Fertility issues can feel like the loneliest place in the world, but the truth is that they’re extremely common. An estimated 15% of couples experience difficulty conceiving. And among at least one third of those couples, the fertility issues stem from the male partner.

We think it’s high time we open the conversation around fertility to include men, so that male partners feel equipped to navigate any fertility challenges they may encounter. With all the stress and frustration that fertility issues can bring to a couple trying to conceive, the stigma around infertility only serves to compound it.

Here are the top things you need to know around male fertility.

What causes male infertility?

First off, it’s important not to blame yourself or your partner for infertility. These things tend to be somewhat out of our control, and the blame game won’t make things easier. 

There are numerous causes of male infertility and they run the gamut. We’re going to focus on the most common cases:

  • Low sperm count — this is far and away the most common cause. Studies have shown that sperm counts are gradually falling lower and lower. We’re not quite at a stage of crisis, but it is an important population trend to be aware of.
  • Age — it’s a myth that only women are on a biological clock. Age impacts male fertility, as well. Older men carry a higher risk of carrying sperm with DNA damage.
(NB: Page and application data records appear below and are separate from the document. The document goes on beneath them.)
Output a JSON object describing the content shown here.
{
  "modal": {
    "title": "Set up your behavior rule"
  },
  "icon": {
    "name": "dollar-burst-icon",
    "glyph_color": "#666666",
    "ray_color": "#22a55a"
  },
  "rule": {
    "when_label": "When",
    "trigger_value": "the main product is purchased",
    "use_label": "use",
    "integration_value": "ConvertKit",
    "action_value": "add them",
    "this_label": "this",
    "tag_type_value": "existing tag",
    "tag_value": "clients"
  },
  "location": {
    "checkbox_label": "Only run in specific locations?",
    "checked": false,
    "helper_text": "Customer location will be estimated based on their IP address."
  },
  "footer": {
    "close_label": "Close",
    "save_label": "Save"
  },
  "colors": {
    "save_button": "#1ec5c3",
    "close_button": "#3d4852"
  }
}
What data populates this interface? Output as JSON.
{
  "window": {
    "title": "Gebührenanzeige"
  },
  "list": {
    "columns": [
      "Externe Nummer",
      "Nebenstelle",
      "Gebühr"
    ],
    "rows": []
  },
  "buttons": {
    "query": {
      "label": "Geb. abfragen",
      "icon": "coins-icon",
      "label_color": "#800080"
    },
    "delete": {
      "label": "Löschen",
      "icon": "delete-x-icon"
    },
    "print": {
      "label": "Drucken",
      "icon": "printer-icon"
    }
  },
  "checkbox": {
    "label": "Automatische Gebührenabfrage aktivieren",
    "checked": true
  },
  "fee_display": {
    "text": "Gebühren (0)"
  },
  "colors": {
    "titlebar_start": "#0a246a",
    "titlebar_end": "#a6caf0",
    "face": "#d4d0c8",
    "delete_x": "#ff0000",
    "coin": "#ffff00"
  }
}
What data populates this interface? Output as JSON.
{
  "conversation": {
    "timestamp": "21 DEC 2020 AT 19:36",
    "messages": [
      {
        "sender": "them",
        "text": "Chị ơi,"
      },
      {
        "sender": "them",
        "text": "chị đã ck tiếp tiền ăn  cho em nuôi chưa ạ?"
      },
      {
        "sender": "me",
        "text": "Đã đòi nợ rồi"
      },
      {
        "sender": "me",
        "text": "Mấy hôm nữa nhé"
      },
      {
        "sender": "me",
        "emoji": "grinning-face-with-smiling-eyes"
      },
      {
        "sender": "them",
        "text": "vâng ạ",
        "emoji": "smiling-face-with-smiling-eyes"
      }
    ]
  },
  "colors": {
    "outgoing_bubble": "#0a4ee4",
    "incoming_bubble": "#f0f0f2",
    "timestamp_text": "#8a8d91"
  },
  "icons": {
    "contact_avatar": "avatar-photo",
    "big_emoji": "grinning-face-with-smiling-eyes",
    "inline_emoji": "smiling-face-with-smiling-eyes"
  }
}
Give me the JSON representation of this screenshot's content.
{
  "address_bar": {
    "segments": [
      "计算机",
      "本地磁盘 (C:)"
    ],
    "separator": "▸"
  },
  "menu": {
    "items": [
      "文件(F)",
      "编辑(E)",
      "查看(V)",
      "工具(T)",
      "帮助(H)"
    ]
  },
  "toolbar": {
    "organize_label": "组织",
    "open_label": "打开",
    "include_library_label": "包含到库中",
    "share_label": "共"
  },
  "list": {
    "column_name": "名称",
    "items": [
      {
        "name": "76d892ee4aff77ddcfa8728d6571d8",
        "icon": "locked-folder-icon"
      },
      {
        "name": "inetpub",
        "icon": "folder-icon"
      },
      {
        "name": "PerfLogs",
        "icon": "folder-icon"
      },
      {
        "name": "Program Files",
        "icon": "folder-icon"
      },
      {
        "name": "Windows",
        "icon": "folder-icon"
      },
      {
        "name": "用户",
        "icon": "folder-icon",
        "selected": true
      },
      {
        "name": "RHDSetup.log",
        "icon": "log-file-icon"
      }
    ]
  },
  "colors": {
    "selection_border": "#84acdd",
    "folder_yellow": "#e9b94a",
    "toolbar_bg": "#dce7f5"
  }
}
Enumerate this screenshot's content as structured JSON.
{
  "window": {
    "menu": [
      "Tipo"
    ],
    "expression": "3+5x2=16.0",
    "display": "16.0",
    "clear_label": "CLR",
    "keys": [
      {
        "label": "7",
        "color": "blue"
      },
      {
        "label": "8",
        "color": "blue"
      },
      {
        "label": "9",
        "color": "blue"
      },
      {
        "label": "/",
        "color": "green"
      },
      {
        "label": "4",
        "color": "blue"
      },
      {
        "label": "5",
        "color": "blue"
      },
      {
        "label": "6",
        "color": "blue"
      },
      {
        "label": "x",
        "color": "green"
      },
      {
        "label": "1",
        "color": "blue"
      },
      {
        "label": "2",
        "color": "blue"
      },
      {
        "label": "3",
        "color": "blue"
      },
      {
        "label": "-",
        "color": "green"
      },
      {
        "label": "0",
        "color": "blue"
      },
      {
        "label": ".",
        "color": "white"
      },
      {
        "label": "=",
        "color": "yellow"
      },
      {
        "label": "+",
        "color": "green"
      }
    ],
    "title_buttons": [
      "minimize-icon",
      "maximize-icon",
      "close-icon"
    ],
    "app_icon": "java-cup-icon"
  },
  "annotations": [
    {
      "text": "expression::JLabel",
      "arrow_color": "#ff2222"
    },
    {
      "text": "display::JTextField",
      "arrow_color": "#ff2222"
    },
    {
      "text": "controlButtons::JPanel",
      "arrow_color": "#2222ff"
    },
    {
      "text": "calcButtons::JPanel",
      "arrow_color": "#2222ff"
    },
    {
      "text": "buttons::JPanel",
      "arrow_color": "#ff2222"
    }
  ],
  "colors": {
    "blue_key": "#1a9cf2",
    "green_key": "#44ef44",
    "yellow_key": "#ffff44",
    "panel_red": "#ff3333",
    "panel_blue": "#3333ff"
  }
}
This isn’t to say that men of a certain age can no longer have children, but rather it carries more risk and can become more difficult.
  • Diet and lifestyle — in the same way that women prepare for pregnancy by taking supplements, adjusting their nutrition plans, etc., men can also prepare for conception to help avoid potential fertility issues. Studies have shown that smoking, heavy drinking, stress, lack of sleep, and obesity have all been linked to male infertility.

How do you know if you’re infertile?

Infertility is defined as not being able to achieve a pregnancy after at least one year of regular, unprotected sex (or six months if one or both partners are over the age of 35). Of course, you can seek an evaluation at any time. And that’s the fastest and most reliable way to learn more about your body’s fertility. If you’re experiencing infertility, it’s a good idea for both partners to get evaluated.

How is male infertility evaluated?

A urologist or fertility specialist will likely do an analysis of your sperm count. If the counts are low, you’ll most likely do a second test a few weeks later, as sperm counts fluctuate.

In over 20% of cases, the cause of male infertility cannot be identified even after a sperm count analysis. If you fall under one of these cases, it can be frustrating, but there are options, such as: I.V.F. (in vitro fertilization, where an egg is fertilized with sperm and then planted into the uterus) or I.C.S.I. (intracytoplasmic sperm injection, where sperm is injected into an egg and transferred to the womb).

What’s good for your fertility is good for you

It may seem like a lot of work to prepare for conception — eating better, making healthier lifestyle choices, getting adequate sleep, reducing stress. But the good news is that all of these choices contribute to a healthier life. If you’re having trouble conceiving, remember that you’re not alone and there many different ways to address fertility issues. You can only control what’s in your control.